While Robert Bradley’s Blackwater Surprise deals in styles of music done by many bands – R&B, rock, soul, and jazz – it always brings an edge most bands don’t offer.
Out of the Wilderness, the band’s first studio record in five years, has that feel. The inherent soulfulness of Bradley’s vocals lets the band do things others cannot. For example, the title cut is a droning stomper where guitarists Matthew Ruffino and Zachary Throne weave around each other’s playing, while Bradley’s plaintive and soulful voice dips in and out, displaying one of the strengths that carry throughout this record – slide guitar and loud electric that mix nicely. Same goes for “Good Times In My Life,” a slice of soulful rock with guitars that lock like pieces of a puzzle. “Americaland” features funky wah chords and single notes that mix beautifully. The rock/soul mix of “Cryin’ My Eyes Out” features churning rhythm guitars, nice fills, and a solo that would make Carlos Santana proud. “Beautiful Girl” is an old-fashioned soul tune that lets one guitarist play lovely changes while the other pops in and out with single notes. The interplay and vocals are the key; everything is slightly off-kilter, but in the best way possible.

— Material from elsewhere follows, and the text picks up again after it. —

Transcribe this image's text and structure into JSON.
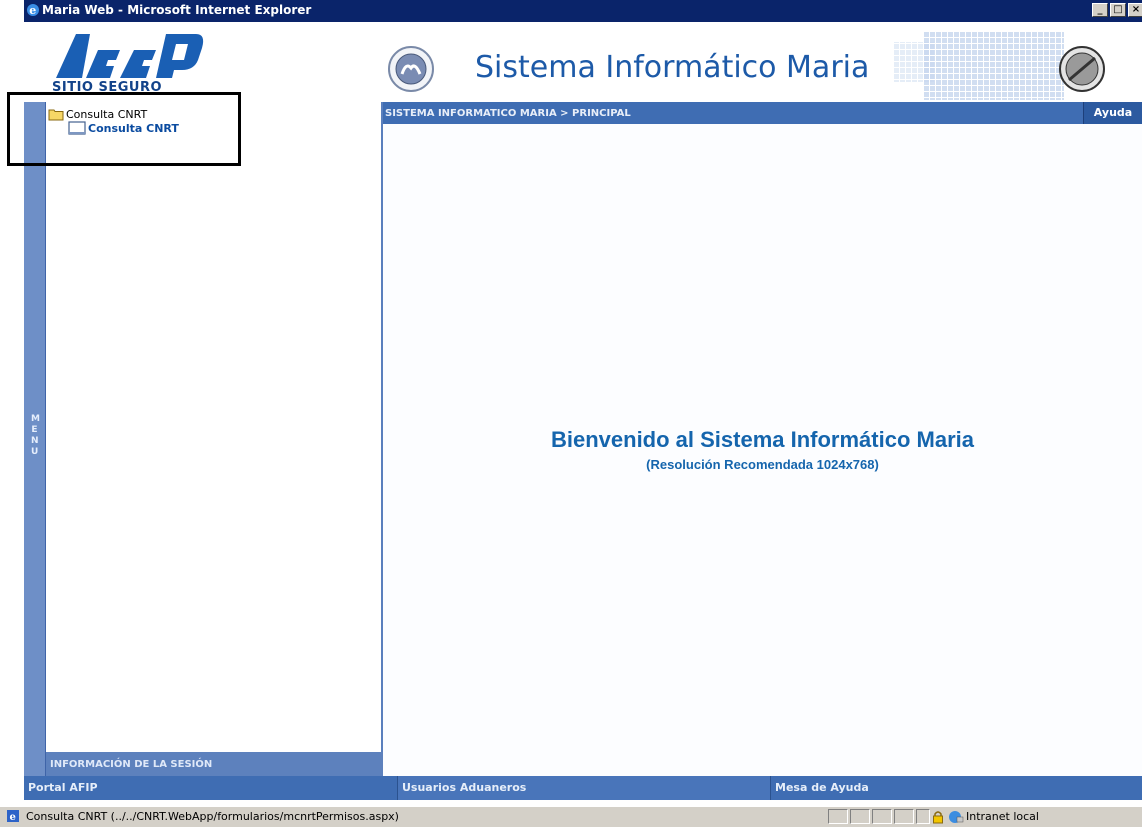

This article originally appeared in VG‘s Oct. ’09 issue. All copyrights are by the author and Vintage Guitar magazine. Unauthorized replication or use is strictly prohibited.